-- Listed records --
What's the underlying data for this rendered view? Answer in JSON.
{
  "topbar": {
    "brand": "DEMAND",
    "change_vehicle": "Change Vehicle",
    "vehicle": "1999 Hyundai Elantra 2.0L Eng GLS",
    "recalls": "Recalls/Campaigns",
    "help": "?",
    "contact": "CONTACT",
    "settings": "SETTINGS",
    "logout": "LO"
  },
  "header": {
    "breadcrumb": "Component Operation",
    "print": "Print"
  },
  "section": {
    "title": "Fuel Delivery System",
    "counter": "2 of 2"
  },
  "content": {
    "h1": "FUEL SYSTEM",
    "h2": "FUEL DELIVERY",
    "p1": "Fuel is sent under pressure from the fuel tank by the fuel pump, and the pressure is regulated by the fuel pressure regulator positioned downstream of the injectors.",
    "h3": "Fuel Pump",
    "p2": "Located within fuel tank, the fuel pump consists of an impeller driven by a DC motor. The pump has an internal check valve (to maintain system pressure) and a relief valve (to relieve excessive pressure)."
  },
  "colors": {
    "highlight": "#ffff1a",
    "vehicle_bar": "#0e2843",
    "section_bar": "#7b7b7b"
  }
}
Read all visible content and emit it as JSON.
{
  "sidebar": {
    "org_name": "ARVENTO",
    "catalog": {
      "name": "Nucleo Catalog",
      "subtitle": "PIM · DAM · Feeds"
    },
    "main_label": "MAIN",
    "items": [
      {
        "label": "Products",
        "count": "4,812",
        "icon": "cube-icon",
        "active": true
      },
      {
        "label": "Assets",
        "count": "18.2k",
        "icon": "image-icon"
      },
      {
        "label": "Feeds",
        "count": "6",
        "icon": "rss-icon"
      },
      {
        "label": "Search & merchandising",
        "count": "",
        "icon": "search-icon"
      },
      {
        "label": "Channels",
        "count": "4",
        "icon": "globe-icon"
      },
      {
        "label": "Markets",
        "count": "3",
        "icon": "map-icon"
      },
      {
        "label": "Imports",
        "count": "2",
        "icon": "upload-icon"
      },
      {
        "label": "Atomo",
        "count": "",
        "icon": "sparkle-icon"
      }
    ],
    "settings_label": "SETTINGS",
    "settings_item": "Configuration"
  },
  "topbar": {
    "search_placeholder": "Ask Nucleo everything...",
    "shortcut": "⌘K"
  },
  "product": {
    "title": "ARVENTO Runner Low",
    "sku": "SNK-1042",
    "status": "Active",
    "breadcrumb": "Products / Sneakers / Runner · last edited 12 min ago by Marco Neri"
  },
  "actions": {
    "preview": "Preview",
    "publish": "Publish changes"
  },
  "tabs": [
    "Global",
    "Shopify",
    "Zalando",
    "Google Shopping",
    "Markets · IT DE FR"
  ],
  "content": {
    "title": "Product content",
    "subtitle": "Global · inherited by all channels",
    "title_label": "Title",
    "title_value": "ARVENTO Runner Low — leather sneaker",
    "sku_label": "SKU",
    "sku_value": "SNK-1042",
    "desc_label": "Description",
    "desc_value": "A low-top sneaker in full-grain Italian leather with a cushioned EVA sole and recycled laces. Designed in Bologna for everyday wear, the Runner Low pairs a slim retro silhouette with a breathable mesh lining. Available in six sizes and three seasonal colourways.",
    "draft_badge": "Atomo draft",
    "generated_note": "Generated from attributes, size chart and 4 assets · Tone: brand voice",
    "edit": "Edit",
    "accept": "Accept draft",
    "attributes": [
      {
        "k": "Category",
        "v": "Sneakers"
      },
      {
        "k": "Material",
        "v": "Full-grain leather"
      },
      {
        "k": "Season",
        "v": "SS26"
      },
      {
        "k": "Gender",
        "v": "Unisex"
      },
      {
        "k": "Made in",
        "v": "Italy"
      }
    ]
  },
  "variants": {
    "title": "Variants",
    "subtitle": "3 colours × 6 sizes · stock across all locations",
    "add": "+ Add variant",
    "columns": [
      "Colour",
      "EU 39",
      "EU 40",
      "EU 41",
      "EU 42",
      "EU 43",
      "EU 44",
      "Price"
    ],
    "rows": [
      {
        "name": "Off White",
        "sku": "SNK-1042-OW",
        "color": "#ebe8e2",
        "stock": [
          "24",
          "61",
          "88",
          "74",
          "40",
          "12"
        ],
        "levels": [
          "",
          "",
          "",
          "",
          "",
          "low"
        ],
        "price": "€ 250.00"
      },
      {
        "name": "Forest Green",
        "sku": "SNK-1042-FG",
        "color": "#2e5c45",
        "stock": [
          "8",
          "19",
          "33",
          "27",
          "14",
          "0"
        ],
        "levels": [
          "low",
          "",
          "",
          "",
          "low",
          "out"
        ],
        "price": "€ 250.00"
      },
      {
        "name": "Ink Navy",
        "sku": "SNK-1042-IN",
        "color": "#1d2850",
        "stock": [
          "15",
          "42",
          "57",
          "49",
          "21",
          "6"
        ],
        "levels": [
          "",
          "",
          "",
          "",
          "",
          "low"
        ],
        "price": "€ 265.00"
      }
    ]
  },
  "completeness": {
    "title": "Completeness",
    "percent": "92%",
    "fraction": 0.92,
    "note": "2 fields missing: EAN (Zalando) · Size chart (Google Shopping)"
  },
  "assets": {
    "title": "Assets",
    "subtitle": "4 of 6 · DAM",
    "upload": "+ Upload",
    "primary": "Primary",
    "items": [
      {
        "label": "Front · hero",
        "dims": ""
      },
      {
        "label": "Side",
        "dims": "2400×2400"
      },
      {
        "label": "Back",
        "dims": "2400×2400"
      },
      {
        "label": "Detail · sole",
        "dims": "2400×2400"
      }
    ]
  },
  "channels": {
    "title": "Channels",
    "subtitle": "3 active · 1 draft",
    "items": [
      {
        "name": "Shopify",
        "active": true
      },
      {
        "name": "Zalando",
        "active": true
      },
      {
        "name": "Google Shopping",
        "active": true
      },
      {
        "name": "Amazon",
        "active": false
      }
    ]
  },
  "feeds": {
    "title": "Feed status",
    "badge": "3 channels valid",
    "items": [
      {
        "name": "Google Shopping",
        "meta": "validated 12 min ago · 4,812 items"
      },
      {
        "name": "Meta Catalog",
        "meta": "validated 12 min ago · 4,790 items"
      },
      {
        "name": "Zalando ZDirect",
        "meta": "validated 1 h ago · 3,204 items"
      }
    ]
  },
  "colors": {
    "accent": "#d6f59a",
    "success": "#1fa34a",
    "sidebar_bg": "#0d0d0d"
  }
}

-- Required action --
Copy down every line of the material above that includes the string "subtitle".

-- Reply to the exercise --
      "subtitle": "PIM · DAM · Feeds"
    "subtitle": "Global · inherited by all channels",
    "subtitle": "3 colours × 6 sizes · stock across all locations",
    "subtitle": "4 of 6 · DAM",
    "subtitle": "3 active · 1 draft",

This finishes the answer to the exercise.